[Required action] Among the lines of the records, find all that carry the word "supported" and copy them.

----- Exercise input -----

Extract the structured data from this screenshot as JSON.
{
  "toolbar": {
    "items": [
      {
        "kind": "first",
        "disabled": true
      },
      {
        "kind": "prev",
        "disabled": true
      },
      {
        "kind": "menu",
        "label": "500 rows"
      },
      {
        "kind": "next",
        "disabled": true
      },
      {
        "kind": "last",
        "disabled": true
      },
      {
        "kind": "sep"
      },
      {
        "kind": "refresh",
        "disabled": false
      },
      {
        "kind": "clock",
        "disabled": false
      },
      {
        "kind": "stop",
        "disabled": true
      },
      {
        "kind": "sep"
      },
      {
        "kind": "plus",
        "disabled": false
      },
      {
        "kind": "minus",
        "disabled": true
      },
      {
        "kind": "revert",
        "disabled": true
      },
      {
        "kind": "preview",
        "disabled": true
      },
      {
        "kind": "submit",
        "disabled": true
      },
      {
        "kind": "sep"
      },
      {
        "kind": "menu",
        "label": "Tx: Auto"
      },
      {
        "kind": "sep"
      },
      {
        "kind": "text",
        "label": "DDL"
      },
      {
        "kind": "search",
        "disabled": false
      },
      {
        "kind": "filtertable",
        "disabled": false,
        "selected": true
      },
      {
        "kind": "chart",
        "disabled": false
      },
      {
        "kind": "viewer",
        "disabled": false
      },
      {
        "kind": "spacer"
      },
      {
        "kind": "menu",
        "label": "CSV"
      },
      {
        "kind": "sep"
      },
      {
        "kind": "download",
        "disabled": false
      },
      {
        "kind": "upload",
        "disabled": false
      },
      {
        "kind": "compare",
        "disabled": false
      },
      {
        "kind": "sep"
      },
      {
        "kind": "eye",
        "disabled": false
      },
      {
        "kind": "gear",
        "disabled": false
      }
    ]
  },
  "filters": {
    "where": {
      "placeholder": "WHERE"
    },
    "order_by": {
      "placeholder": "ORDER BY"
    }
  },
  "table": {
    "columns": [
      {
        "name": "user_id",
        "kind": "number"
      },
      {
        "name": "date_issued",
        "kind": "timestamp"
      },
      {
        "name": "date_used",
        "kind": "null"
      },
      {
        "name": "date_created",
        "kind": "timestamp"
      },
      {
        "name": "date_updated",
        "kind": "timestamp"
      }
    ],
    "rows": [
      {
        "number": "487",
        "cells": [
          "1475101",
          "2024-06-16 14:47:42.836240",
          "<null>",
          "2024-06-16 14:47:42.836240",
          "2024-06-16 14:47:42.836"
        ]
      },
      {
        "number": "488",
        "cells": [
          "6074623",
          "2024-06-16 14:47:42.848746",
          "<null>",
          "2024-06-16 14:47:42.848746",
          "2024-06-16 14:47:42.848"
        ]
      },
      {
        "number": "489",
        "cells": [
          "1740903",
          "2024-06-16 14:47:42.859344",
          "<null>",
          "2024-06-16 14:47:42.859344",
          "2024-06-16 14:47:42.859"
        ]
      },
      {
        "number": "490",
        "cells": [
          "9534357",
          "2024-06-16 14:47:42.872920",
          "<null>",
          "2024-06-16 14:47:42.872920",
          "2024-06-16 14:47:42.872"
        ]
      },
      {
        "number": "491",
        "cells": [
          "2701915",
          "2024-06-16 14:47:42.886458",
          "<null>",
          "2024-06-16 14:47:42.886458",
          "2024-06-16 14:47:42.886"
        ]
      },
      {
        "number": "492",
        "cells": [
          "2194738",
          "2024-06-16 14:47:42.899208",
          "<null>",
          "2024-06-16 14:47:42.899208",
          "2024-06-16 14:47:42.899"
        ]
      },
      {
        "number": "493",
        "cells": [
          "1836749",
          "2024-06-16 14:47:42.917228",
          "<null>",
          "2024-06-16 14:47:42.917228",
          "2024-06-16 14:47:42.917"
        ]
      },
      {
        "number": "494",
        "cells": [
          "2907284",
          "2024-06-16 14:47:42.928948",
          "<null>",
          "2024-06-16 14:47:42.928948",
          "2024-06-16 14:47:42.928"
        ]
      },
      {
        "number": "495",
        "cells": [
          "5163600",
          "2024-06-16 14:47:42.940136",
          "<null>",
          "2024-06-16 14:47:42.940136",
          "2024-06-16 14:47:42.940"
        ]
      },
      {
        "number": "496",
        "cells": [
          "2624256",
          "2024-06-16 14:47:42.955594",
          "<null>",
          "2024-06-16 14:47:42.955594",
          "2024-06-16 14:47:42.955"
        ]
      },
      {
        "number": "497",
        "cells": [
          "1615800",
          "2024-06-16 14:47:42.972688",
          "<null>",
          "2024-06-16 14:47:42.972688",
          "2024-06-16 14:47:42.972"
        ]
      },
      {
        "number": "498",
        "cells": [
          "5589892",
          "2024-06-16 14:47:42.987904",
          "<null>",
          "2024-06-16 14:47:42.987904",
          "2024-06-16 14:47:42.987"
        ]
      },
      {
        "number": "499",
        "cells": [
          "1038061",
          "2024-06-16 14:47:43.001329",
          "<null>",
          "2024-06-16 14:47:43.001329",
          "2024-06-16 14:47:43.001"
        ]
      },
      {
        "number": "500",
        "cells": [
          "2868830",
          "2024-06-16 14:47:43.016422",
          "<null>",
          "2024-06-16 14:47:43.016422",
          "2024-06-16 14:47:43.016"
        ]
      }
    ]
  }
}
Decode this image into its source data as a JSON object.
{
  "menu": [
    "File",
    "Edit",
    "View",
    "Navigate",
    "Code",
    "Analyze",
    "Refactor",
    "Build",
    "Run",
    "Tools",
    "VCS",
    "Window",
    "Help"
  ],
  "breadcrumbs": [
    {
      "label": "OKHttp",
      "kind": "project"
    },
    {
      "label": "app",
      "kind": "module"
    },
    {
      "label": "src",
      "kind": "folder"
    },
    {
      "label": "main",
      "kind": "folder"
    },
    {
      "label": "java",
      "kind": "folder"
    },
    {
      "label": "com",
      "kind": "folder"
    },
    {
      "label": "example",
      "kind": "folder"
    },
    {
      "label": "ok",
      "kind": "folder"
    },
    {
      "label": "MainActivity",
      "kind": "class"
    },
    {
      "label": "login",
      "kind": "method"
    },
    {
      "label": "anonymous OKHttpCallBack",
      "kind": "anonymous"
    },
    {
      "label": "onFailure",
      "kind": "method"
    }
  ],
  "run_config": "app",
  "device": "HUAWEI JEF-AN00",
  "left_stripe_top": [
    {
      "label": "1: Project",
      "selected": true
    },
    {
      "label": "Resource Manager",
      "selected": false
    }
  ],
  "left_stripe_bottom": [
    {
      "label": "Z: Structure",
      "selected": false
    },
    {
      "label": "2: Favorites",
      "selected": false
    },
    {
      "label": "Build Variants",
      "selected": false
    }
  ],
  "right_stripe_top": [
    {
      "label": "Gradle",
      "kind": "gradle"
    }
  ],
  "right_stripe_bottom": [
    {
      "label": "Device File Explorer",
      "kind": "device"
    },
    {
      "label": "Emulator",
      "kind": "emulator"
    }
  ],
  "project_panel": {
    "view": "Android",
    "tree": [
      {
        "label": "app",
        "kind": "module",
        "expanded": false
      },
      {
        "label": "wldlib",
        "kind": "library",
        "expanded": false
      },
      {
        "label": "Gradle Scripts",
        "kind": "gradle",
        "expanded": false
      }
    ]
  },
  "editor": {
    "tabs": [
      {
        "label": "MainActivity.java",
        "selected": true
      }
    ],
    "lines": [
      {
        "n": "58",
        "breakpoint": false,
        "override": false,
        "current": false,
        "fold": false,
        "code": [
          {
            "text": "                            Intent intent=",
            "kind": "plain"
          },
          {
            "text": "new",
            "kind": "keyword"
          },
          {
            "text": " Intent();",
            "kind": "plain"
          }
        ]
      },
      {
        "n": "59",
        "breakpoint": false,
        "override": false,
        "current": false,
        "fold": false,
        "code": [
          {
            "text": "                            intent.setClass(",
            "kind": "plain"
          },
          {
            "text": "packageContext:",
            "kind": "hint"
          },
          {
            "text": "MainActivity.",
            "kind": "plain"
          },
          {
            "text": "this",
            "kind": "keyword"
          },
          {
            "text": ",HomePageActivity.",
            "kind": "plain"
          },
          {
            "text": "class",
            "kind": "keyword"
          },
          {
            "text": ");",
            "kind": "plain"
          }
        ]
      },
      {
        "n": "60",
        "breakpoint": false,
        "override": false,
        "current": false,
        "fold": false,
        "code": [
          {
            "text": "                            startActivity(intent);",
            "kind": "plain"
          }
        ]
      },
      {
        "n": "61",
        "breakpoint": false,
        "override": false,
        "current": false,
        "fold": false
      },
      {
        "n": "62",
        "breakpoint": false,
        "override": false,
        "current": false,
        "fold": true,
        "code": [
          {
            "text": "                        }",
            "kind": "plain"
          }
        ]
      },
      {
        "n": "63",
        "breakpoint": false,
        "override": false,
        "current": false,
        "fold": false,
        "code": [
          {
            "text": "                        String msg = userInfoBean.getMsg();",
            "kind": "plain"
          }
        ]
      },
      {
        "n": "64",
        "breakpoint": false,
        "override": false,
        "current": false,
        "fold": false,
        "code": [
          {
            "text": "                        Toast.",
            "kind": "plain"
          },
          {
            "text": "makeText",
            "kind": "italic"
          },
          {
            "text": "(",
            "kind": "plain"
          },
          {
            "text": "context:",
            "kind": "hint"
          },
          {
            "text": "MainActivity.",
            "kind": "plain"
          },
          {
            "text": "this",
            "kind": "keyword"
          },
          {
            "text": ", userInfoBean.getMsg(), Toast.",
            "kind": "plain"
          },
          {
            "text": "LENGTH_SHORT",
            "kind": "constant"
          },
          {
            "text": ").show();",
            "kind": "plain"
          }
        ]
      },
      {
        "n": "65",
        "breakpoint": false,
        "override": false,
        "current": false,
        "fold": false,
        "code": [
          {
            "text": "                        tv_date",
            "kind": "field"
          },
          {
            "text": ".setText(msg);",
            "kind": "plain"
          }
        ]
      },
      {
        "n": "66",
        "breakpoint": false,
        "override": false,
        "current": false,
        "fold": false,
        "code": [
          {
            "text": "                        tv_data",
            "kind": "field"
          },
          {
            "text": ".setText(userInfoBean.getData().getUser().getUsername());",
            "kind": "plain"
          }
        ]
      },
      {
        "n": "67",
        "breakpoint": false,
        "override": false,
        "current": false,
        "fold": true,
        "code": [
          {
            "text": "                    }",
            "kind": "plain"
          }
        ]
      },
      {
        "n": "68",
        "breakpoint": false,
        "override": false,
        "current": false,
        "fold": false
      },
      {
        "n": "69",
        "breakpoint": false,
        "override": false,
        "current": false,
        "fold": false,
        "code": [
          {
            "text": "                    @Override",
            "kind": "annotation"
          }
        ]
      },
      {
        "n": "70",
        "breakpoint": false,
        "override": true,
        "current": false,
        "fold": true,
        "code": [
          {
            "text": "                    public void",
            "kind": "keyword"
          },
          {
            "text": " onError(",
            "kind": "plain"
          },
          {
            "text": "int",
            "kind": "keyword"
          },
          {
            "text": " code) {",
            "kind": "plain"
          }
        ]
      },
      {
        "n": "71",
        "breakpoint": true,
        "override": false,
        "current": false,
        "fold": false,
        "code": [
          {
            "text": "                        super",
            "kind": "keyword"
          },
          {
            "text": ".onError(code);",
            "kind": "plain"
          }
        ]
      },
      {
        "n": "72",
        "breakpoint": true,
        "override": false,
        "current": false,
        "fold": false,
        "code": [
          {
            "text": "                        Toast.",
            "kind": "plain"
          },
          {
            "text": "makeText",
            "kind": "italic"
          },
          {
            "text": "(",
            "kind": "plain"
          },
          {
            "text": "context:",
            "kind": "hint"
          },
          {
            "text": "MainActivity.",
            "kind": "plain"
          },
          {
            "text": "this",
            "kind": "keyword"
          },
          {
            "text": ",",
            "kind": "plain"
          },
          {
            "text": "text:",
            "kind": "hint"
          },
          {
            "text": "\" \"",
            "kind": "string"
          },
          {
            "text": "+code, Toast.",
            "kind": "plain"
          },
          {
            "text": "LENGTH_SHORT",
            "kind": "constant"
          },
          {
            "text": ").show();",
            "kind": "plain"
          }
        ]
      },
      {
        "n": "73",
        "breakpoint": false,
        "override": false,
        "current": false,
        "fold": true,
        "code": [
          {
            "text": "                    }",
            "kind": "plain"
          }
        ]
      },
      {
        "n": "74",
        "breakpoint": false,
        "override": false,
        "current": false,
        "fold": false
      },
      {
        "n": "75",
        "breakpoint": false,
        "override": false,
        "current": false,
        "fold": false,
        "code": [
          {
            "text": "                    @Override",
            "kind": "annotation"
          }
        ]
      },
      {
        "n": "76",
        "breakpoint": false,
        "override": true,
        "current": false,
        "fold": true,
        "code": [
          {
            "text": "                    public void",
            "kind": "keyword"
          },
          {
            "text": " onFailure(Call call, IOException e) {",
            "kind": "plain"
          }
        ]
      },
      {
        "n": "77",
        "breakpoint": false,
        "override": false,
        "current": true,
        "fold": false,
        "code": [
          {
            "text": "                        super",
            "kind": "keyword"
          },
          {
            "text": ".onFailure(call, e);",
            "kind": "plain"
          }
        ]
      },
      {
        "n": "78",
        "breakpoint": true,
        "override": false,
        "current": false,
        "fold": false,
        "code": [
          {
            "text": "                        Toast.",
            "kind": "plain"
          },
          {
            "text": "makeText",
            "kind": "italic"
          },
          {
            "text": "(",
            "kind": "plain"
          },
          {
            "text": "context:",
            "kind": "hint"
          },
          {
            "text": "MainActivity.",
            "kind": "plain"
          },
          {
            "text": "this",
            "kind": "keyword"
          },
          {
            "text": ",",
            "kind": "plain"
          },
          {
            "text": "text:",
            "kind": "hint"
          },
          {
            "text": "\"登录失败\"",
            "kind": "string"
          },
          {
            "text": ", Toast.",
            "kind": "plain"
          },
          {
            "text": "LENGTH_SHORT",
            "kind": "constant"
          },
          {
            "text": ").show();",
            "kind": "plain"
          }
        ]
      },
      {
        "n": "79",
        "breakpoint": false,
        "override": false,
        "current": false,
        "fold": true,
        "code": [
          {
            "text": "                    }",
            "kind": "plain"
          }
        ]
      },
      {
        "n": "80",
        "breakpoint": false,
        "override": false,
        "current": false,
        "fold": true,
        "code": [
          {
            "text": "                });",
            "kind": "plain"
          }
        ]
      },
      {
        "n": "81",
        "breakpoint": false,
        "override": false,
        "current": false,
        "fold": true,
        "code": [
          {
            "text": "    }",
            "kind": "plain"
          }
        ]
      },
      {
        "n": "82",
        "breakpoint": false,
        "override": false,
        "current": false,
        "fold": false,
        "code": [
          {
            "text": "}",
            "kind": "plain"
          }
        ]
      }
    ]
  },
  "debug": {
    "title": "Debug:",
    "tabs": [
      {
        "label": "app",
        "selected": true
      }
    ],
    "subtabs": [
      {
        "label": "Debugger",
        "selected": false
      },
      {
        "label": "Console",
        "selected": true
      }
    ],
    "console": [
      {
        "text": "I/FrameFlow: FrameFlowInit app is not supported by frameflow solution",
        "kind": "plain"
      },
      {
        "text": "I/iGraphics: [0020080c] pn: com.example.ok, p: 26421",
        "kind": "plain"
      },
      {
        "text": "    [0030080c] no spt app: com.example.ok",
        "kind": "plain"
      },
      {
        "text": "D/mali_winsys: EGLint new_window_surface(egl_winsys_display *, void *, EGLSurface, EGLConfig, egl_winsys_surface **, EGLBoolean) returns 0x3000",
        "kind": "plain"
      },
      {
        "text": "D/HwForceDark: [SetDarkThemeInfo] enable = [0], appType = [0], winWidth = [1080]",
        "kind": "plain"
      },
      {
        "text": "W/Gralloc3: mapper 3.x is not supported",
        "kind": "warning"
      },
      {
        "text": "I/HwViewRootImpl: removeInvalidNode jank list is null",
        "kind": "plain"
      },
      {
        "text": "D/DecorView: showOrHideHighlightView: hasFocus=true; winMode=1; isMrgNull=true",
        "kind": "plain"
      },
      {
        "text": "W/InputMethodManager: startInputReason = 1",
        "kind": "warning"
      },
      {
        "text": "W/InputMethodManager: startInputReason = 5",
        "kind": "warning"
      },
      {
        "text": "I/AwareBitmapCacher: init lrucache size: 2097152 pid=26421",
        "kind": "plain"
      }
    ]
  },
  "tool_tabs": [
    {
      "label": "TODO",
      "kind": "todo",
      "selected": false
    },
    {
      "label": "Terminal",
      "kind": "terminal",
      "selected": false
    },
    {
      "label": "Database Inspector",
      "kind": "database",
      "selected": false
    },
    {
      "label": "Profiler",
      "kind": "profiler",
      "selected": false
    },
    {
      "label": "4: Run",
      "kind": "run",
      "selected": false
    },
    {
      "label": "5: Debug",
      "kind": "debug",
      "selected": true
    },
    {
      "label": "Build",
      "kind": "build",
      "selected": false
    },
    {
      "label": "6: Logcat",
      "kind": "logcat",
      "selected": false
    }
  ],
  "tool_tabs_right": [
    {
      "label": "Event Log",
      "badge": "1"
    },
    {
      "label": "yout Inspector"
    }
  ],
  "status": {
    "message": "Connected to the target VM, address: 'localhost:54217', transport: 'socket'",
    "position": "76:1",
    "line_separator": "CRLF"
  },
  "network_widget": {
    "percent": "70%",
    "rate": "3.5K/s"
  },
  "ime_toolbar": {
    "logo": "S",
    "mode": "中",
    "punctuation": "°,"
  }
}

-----

[Solution for this task]
        "text": "I/FrameFlow: FrameFlowInit app is not supported by frameflow solution",
        "text": "W/Gralloc3: mapper 3.x is not supported",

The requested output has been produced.